Georg Jappe and Martin Leitner recorded seven species of the Old World Warbler, a songbird of the subfamily Sylviinae. On the verge of extinction, these birds can be heard in the reed beds surrounding Lake Neusiedl in Austria. For over ten years, the sound artists and bird lovers amassed tapes and put together Mit Tausend Zungen (Speaking in Tongues), which they call an "ornithopoem." The CD is split into three sections. First is a series of short pieces presenting six of the seven species. Then comes a reading from a short text (in German), followed by "Der Erste Unter den Sängern: Pfingstkönig" (The First of the Singers: Marsh Warbler, the Whitsun King). The Marsh Warbler is an astonishing singer indeed. His range, vocabulary, and playful art are beautifully exemplified in this nine-minute recording. Afterwards, situational recordings alternate with archival recordings of people talking in various languages about conservation of the environment. The highlight of this section is "Wettstreit," a spellbinding singing contest between two warblers. All recordings (except those of the human voice) were done in situ, in a location unspoiled by human life, and the background noise is full of other birds and wildlife in general. There are absolutely no music or effects added -- these are pure environmental recordings. The sound quality is very good and the whole thing has been carefully edited and put together.

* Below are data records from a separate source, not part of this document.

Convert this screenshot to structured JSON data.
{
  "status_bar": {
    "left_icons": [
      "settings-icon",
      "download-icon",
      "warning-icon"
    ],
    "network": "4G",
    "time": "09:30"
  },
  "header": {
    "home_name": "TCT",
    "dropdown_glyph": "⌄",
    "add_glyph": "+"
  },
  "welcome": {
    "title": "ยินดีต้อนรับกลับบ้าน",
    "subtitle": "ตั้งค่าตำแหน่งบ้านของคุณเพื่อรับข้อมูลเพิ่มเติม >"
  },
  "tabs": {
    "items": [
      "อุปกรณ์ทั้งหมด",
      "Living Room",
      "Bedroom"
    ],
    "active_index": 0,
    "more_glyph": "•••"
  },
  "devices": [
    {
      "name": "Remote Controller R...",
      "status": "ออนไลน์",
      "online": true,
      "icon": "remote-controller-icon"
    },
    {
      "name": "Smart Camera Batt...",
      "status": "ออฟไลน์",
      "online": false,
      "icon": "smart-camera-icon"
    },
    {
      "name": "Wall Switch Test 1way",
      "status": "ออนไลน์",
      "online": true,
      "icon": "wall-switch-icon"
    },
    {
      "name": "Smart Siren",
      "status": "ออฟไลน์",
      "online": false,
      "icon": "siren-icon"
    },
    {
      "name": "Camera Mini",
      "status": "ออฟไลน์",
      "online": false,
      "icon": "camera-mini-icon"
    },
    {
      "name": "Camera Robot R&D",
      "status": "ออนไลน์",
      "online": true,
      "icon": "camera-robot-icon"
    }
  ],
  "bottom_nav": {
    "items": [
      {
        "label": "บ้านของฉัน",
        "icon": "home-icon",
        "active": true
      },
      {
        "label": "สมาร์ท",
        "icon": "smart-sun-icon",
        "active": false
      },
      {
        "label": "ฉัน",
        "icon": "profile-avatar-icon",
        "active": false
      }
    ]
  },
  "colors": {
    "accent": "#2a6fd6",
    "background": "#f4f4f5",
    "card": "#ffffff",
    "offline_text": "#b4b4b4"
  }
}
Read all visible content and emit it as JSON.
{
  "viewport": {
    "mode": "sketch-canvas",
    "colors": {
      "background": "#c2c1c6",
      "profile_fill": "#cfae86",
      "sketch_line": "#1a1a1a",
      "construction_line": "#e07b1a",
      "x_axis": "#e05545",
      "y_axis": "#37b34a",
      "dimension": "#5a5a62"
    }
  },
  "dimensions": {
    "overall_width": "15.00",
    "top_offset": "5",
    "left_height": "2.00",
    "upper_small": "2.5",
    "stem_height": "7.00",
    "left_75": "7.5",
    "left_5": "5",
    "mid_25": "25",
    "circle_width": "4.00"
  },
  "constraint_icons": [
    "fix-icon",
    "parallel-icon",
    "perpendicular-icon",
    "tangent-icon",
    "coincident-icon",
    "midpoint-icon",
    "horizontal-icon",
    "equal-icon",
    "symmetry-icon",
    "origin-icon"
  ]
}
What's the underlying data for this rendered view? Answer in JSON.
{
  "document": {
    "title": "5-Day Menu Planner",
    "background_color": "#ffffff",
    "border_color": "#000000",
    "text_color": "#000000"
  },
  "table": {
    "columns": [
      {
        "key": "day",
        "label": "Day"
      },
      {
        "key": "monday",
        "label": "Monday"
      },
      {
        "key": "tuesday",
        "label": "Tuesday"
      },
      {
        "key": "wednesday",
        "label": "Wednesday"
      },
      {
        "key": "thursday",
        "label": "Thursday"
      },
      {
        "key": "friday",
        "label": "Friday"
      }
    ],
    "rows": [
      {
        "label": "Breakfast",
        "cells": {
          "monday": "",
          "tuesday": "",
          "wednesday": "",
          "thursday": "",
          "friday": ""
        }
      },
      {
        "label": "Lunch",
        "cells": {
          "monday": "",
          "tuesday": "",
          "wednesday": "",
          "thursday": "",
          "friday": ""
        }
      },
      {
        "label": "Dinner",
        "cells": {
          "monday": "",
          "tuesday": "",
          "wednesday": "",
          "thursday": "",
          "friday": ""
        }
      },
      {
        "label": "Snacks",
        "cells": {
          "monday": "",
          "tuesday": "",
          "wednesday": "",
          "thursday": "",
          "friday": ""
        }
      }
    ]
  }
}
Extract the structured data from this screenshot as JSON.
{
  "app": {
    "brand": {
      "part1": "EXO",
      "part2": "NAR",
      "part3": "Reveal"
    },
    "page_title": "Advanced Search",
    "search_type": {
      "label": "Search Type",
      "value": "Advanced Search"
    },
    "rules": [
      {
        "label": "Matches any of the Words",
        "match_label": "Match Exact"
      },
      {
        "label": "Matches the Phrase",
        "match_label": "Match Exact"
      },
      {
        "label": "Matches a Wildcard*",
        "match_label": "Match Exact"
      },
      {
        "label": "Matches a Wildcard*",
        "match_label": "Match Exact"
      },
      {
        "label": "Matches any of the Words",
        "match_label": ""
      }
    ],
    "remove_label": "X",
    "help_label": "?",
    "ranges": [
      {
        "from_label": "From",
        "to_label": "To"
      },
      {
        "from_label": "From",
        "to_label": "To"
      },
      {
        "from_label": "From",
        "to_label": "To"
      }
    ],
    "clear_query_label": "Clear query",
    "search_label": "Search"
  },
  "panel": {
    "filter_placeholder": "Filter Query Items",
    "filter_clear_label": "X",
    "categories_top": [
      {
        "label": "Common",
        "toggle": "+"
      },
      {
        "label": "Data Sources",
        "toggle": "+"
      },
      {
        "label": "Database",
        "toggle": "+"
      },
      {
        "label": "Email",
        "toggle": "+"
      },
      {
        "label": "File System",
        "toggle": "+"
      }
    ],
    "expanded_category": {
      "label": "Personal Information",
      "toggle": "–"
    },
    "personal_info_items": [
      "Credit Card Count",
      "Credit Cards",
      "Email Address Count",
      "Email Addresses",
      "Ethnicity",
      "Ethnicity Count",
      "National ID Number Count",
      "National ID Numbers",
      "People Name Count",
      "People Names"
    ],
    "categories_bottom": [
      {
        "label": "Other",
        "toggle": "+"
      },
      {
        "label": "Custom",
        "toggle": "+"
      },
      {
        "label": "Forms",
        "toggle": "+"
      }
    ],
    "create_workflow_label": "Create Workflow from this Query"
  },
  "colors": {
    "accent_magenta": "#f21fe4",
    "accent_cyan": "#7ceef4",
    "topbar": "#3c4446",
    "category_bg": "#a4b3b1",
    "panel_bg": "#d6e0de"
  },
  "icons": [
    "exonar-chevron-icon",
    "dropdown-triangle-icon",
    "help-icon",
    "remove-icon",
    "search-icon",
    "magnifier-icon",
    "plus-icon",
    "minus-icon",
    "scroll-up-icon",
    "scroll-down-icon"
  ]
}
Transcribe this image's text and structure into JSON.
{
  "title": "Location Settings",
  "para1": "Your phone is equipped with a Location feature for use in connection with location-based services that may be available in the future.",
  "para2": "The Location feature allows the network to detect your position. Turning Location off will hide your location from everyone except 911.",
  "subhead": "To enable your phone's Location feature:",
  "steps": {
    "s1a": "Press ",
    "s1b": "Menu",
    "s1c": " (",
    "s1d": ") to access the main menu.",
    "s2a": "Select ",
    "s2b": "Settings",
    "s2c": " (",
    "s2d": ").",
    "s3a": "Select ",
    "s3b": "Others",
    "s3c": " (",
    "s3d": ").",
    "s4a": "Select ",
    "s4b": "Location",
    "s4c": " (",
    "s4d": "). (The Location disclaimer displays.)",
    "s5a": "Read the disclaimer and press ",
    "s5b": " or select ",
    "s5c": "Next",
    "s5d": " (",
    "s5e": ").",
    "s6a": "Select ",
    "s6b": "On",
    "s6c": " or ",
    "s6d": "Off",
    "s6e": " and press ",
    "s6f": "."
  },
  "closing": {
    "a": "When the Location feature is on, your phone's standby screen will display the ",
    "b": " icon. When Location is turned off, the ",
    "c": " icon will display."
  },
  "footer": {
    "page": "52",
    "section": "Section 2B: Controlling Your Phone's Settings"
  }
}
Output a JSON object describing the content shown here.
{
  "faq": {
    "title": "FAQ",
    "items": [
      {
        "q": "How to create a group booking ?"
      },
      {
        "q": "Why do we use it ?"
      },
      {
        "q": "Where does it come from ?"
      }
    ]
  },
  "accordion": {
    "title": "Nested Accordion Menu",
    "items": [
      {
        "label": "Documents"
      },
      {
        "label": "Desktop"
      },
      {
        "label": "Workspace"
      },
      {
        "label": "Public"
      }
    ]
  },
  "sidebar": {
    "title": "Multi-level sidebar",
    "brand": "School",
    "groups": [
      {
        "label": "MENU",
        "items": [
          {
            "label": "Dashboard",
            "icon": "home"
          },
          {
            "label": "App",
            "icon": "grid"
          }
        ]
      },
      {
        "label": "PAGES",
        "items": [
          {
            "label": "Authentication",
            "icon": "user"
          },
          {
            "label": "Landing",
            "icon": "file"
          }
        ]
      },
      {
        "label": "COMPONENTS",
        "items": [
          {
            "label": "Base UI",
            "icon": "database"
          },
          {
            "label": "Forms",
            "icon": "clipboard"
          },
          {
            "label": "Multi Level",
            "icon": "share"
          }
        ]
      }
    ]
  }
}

Notes in German and English explain the context of the recording and the warbler's singing. Recommended for bird lovers. Whether you understand German or not is of little importance.
AllMusic Review by François Couture